| EXCERPTED RECORDS |
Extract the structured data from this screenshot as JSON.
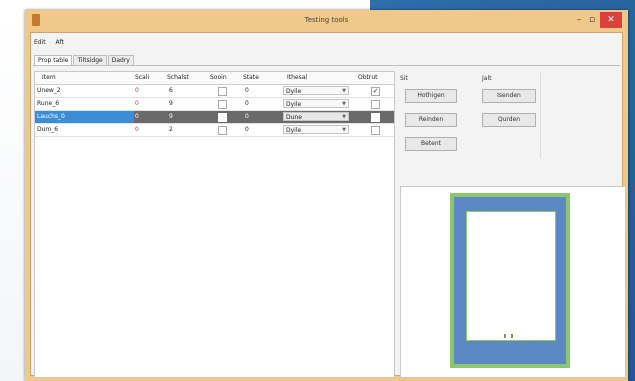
{
  "window": {
    "title": "Testing tools"
  },
  "menu": [
    "Edit",
    "Aft"
  ],
  "tabs": [
    "Prop table",
    "Tiltsidge",
    "Dadry"
  ],
  "grid": {
    "columns": [
      "Item",
      "Scali",
      "Schalst",
      "Sooin",
      "State",
      "Ithesal",
      "Obtrut"
    ],
    "rows": [
      {
        "name": "Unew_2",
        "scali": "0",
        "schalst": "6",
        "sooin": false,
        "state": "0",
        "ithesal": "Dyile",
        "obtrut": true,
        "selected": false
      },
      {
        "name": "Rune_6",
        "scali": "0",
        "schalst": "9",
        "sooin": false,
        "state": "0",
        "ithesal": "Dyile",
        "obtrut": false,
        "selected": false
      },
      {
        "name": "Lauchs_0",
        "scali": "0",
        "schalst": "9",
        "sooin": false,
        "state": "0",
        "ithesal": "Dune",
        "obtrut": false,
        "selected": true
      },
      {
        "name": "Dum_6",
        "scali": "0",
        "schalst": "2",
        "sooin": false,
        "state": "0",
        "ithesal": "Dyile",
        "obtrut": false,
        "selected": false
      }
    ]
  },
  "side": {
    "left_label": "Sit",
    "right_label": "Jalt",
    "buttons_left": [
      "Hothigen",
      "Reinden",
      "Betent"
    ],
    "buttons_right": [
      "Isenden",
      "Qurden"
    ]
  },
  "colors": {
    "accent": "#3b8ed6",
    "title_bar": "#f0c889",
    "preview_green": "#8cc76e",
    "preview_blue": "#5c88c4"
  }
}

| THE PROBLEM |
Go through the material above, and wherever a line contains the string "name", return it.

| EXPECTED ANSWER |
        "name": "Unew_2",
        "name": "Rune_6",
        "name": "Lauchs_0",
        "name": "Dum_6",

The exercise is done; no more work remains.